Problem to work on => If a line of the records contains the word "Employee", list it.

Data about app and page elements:
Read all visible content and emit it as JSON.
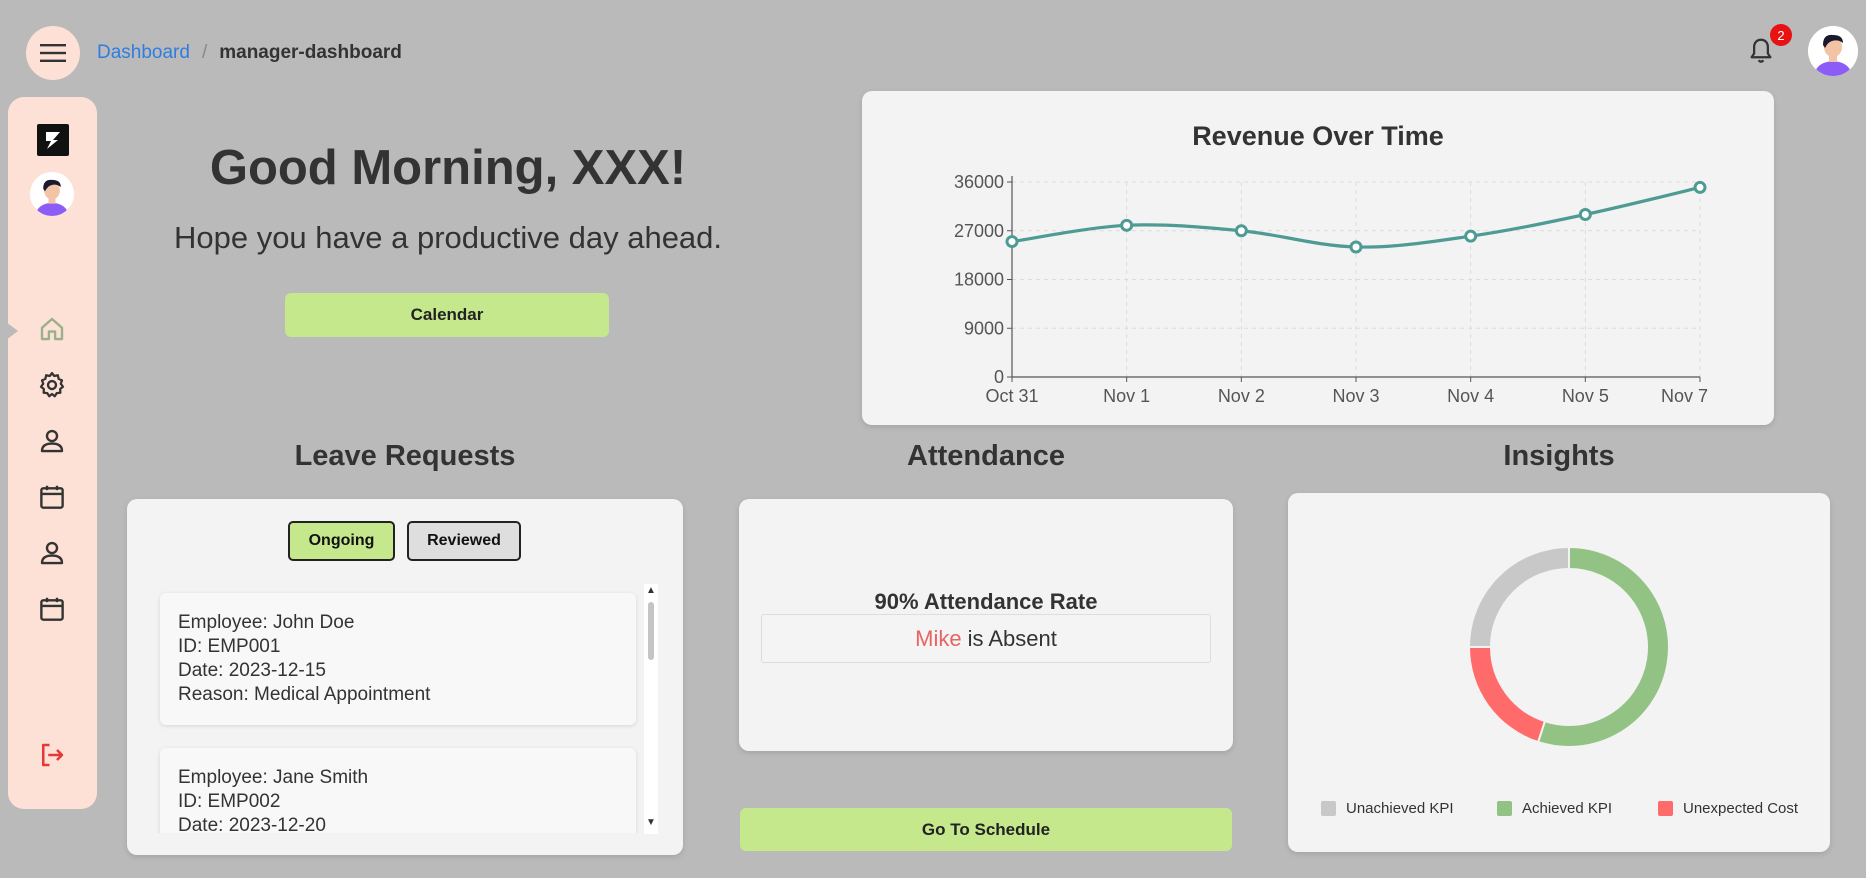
{
  "breadcrumb": {
    "home": "Dashboard",
    "separator": "/",
    "current": "manager-dashboard"
  },
  "notifications": {
    "count": "2"
  },
  "greeting": {
    "title": "Good Morning, XXX!",
    "subtitle": "Hope you have a productive day ahead.",
    "calendar_button": "Calendar"
  },
  "sidebar": {
    "items": [
      {
        "name": "home-icon",
        "active": true
      },
      {
        "name": "gear-icon"
      },
      {
        "name": "user-icon"
      },
      {
        "name": "calendar-icon"
      },
      {
        "name": "user-icon"
      },
      {
        "name": "calendar-icon"
      }
    ],
    "logout": "logout-icon"
  },
  "chart_data": {
    "type": "line",
    "title": "Revenue Over Time",
    "categories": [
      "Oct 31",
      "Nov 1",
      "Nov 2",
      "Nov 3",
      "Nov 4",
      "Nov 5",
      "Nov 7"
    ],
    "values": [
      25000,
      28000,
      27000,
      24000,
      26000,
      30000,
      35000
    ],
    "yticks": [
      "36000",
      "27000",
      "18000",
      "9000",
      "0"
    ],
    "ylim": [
      0,
      36000
    ],
    "grid": true,
    "line_color": "#4e9a94"
  },
  "leave": {
    "title": "Leave Requests",
    "tabs": {
      "ongoing": "Ongoing",
      "reviewed": "Reviewed"
    },
    "items": [
      {
        "employee": "Employee: John Doe",
        "id": "ID: EMP001",
        "date": "Date: 2023-12-15",
        "reason": "Reason: Medical Appointment"
      },
      {
        "employee": "Employee: Jane Smith",
        "id": "ID: EMP002",
        "date": "Date: 2023-12-20",
        "reason": ""
      }
    ]
  },
  "attendance": {
    "title": "Attendance",
    "rate": "90% Attendance Rate",
    "absent_name": "Mike",
    "absent_text": "is Absent",
    "schedule_button": "Go To Schedule"
  },
  "insights": {
    "title": "Insights",
    "segments": [
      {
        "label": "Unachieved KPI",
        "value": 25,
        "color": "#c8c8c8"
      },
      {
        "label": "Achieved KPI",
        "value": 55,
        "color": "#93c384"
      },
      {
        "label": "Unexpected Cost",
        "value": 20,
        "color": "#ff6b6b"
      }
    ]
  },
  "colors": {
    "accent": "#c5e88d",
    "sidebar_bg": "#fde1d6",
    "link": "#2f7de1",
    "absent": "#e76464"
  }
}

Expected output =>
        "employee": "Employee: John Doe",
        "employee": "Employee: Jane Smith",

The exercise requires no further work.